I am pleased to report that while the new Persuasion does feature some frenzied spats of running (!), there was not a single dull walk in sight.
I adored this adaptation. Rupert Penry-Jones was magnificent as Captain Wentworth, and I cannot praise Sally Hawkins’ Anne Elliot enough. Their chemistry was magnetic, and their intimacy was slowly reborn from their place of torturous estrangement. It was a joy to watch. Wentworth’s bitterness melted away as he forgave, and was forced to acknowledge Anne’s sweetness and superiority of character.
The production was steeped in somberness. I felt the pain of the characters; Anne’s loneliness and regret, and Wentworth’s struggle to forgive the years of lost love.
The supporting cast were brilliant (although I didn’t enjoy Amanda Hale’s Mary Musgrove) and the locations were incredible! Lyme was gorgeous. I loved the contrast and symbolism of the rugged wildness compared to the refined gentility of everyday life.
My main gripe with this production was the placement of the famous “constancy” discussion between Anne and Captain Harville. For the life of me I cannot understand WHY the writers moved this crucial plot point to the middle of the story, and then, even better, left it unheard by Wentworth! Yes, unheard! All pretense at maturity fled during this scene and I was reduced to throwing popcorn at the screen. I couldn’t believe it!
In summary, Persuasion 2007 is a tragic, moving, and wondrous production - highly recommended to all. And if you haven’t done it already – read the book!
Pic 1: ITV Jane Austen Season from: radcity.net
Pic 2: Billie Piper as Fanny Price from: manchestereveningnews
Pic 3: Blake Ritson as Edmund Bertram from: bootsandbonnets
Pic 4: Northanger Abbey still from: FelicityFix
Pic 5: Felicity Jones as Catherine Morland from: pers.ncrv.nl

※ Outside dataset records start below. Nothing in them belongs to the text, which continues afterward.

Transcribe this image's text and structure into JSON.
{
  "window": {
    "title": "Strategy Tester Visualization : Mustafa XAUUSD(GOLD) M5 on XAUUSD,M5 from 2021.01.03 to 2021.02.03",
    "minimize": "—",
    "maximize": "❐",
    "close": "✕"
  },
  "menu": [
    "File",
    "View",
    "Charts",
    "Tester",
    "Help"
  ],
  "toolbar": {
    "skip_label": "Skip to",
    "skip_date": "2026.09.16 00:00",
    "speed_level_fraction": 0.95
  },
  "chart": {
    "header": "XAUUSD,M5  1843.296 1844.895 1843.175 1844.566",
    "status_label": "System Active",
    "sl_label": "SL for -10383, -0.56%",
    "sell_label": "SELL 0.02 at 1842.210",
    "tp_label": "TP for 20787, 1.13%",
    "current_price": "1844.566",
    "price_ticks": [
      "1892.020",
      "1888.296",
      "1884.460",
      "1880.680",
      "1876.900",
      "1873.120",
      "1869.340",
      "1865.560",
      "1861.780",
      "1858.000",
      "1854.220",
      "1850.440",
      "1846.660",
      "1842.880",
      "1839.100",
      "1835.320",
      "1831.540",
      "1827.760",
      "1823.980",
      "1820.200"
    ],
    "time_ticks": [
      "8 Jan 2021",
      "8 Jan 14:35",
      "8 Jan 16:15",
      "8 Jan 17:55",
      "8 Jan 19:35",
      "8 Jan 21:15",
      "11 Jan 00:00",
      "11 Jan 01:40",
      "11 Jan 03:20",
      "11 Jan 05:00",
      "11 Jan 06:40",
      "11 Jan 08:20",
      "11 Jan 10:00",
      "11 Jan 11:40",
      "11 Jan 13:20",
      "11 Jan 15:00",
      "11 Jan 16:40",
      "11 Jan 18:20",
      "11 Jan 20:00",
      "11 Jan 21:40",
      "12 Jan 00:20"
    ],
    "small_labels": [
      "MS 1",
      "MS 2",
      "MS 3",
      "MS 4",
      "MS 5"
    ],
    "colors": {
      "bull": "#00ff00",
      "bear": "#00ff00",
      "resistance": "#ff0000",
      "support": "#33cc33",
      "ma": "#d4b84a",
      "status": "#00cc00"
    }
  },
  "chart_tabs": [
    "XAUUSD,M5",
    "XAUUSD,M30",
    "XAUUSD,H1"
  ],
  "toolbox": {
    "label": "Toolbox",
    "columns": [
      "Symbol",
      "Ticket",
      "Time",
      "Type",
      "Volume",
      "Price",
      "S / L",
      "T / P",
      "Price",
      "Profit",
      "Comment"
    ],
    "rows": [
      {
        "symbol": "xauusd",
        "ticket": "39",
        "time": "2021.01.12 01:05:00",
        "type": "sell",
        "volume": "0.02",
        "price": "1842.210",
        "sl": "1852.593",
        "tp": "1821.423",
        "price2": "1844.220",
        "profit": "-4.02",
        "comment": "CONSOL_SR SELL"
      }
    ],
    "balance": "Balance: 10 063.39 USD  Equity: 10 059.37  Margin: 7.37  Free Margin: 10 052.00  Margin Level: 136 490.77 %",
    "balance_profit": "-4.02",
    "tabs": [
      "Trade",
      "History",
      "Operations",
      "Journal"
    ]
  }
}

Pic 6: Persuasion collage from: spafax.com
Pic 7: Sally Hawkins as Anne Elliot from: manchestereveningnews
Pic 8: Rupert Penry-Jones as Wentworth from: bootsandbonnets